__Dataset extract__
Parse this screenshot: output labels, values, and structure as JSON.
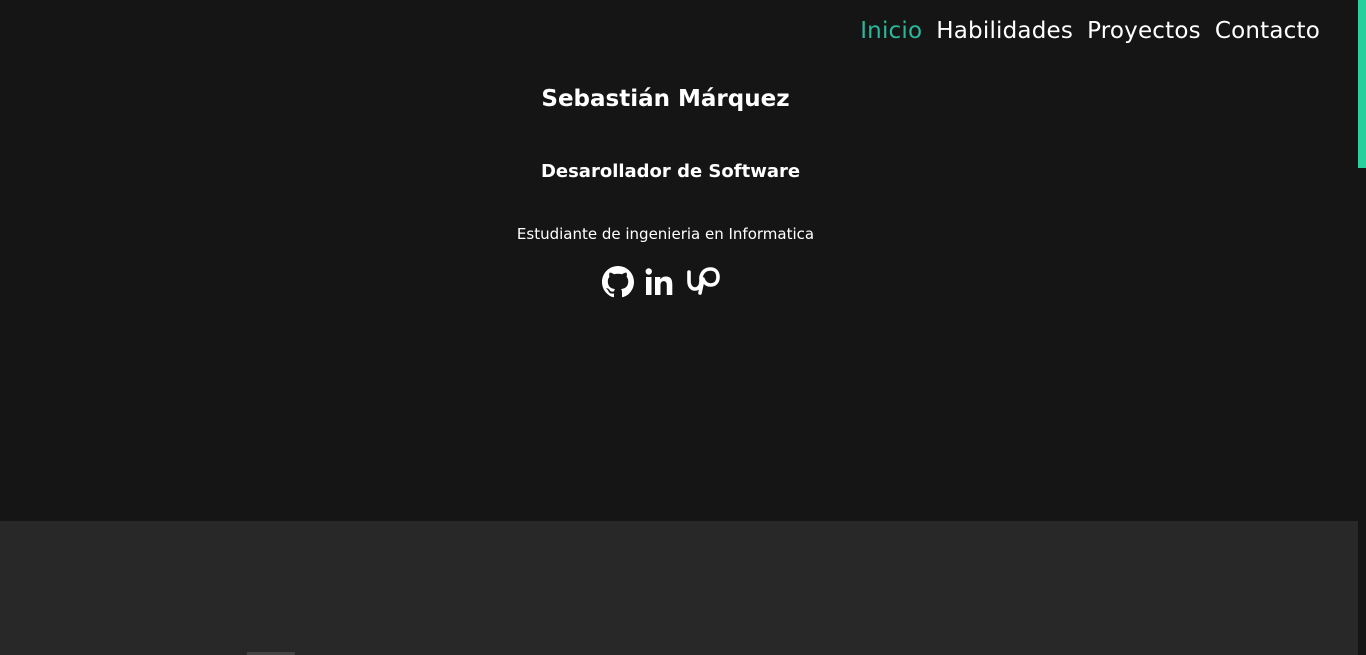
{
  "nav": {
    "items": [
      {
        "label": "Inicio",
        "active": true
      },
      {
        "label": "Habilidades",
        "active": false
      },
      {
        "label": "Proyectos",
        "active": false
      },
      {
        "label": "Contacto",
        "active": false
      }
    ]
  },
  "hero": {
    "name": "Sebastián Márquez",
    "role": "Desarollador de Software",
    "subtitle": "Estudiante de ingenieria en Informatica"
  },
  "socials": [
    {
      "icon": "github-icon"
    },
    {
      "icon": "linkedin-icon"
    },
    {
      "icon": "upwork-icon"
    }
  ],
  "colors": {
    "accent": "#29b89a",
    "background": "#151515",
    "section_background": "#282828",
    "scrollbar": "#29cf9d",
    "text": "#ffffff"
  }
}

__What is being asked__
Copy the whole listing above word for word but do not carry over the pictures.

__Output__
Parse this screenshot: output labels, values, and structure as JSON.
{
  "nav": {
    "items": [
      {
        "label": "Inicio",
        "active": true
      },
      {
        "label": "Habilidades",
        "active": false
      },
      {
        "label": "Proyectos",
        "active": false
      },
      {
        "label": "Contacto",
        "active": false
      }
    ]
  },
  "hero": {
    "name": "Sebastián Márquez",
    "role": "Desarollador de Software",
    "subtitle": "Estudiante de ingenieria en Informatica"
  },
  "socials": [
    {
      "icon": "github-icon"
    },
    {
      "icon": "linkedin-icon"
    },
    {
      "icon": "upwork-icon"
    }
  ],
  "colors": {
    "accent": "#29b89a",
    "background": "#151515",
    "section_background": "#282828",
    "scrollbar": "#29cf9d",
    "text": "#ffffff"
  }
}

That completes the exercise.